Examples of this kind of innovation can be found easily with the local smart grids in Italy. E-Werk Prad for instance is a REScoop in the Italian region of Bozen-South Tirol. Although it was established in 1926 in order to exploit a hydro-power installation, it now produces electricity using several renewable energy sources: water, sun, wind and biomass. However, the investments in solar energy projects caused some congestion problems with the grid. In order to solve these problems the Italian REScoop developed a smart grid that can balance energy production and energy consumption more effectively. According to the president of E-Werk Prad the citizens did not mind this technological change because they realized that the investment would have both technical and financial advantages for the members. Because the members are directly involved with the REScoop (e.g. they own cooperative shares and they buy energy) they consider the innovation as something good.
To see what the future energy market will look like, we need to have a look at the activities and projects of the current REScoops. We have to understand their objectives, activities and their way of working. This means that the Dutch Ministry of Economic Affairs, universities and even regular companies need to turn their attention to REScoops and that they have to start thinking of potential collaborations. Only by doing so, way we will be able to create “an environment that allows these entrepreneurs to innovate and grow”.
Originally published on 06-08-2013 by http://www.energieplus.nl
Original text: Siward Zomer.

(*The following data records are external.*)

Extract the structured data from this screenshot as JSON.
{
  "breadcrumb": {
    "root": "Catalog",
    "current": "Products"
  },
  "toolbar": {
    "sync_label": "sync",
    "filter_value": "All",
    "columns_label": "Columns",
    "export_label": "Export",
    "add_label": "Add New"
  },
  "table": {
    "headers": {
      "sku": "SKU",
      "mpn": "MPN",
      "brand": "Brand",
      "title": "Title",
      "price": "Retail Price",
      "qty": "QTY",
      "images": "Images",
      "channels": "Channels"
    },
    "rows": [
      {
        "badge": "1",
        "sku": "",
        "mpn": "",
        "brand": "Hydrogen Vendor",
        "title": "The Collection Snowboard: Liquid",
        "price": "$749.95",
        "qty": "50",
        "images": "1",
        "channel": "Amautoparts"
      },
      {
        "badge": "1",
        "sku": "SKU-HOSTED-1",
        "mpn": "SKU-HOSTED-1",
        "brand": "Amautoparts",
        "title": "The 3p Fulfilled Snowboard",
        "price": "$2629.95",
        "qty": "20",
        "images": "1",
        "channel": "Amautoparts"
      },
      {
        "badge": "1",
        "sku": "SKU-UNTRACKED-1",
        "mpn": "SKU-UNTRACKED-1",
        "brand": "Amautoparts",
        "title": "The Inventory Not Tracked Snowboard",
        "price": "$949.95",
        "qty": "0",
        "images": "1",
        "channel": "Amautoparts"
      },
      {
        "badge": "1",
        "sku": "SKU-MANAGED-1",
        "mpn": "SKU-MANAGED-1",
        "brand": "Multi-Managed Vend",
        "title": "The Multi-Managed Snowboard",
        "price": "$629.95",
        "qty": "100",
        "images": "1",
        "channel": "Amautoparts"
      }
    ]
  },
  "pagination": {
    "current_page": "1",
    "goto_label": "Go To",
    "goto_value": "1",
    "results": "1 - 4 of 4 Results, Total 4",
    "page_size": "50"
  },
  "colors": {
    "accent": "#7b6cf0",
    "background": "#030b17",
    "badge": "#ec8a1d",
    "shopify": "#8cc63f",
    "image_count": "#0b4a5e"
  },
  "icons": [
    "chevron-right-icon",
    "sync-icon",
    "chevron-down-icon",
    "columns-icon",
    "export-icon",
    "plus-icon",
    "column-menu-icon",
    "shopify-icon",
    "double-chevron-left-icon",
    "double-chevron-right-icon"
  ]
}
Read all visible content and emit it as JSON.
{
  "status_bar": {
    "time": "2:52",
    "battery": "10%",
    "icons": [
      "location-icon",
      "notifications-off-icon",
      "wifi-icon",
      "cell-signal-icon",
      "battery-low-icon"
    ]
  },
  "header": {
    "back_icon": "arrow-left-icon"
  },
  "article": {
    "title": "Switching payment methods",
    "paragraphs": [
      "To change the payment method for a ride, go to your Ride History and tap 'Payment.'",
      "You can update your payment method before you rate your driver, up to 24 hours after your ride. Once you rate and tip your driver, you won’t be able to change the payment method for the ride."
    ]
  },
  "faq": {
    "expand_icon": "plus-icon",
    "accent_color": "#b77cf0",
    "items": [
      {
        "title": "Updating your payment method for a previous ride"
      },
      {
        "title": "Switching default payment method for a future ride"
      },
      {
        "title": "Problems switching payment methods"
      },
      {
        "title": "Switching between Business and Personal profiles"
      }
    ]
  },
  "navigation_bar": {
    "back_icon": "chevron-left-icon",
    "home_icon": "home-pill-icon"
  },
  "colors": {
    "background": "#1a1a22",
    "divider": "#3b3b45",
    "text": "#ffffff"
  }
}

English translation: Daan Creupelandt
Available in Dutch at http://www.energieplus.nl/energiecooperaties_broedplaatsen_voor_innovatie%20?page=1#navigation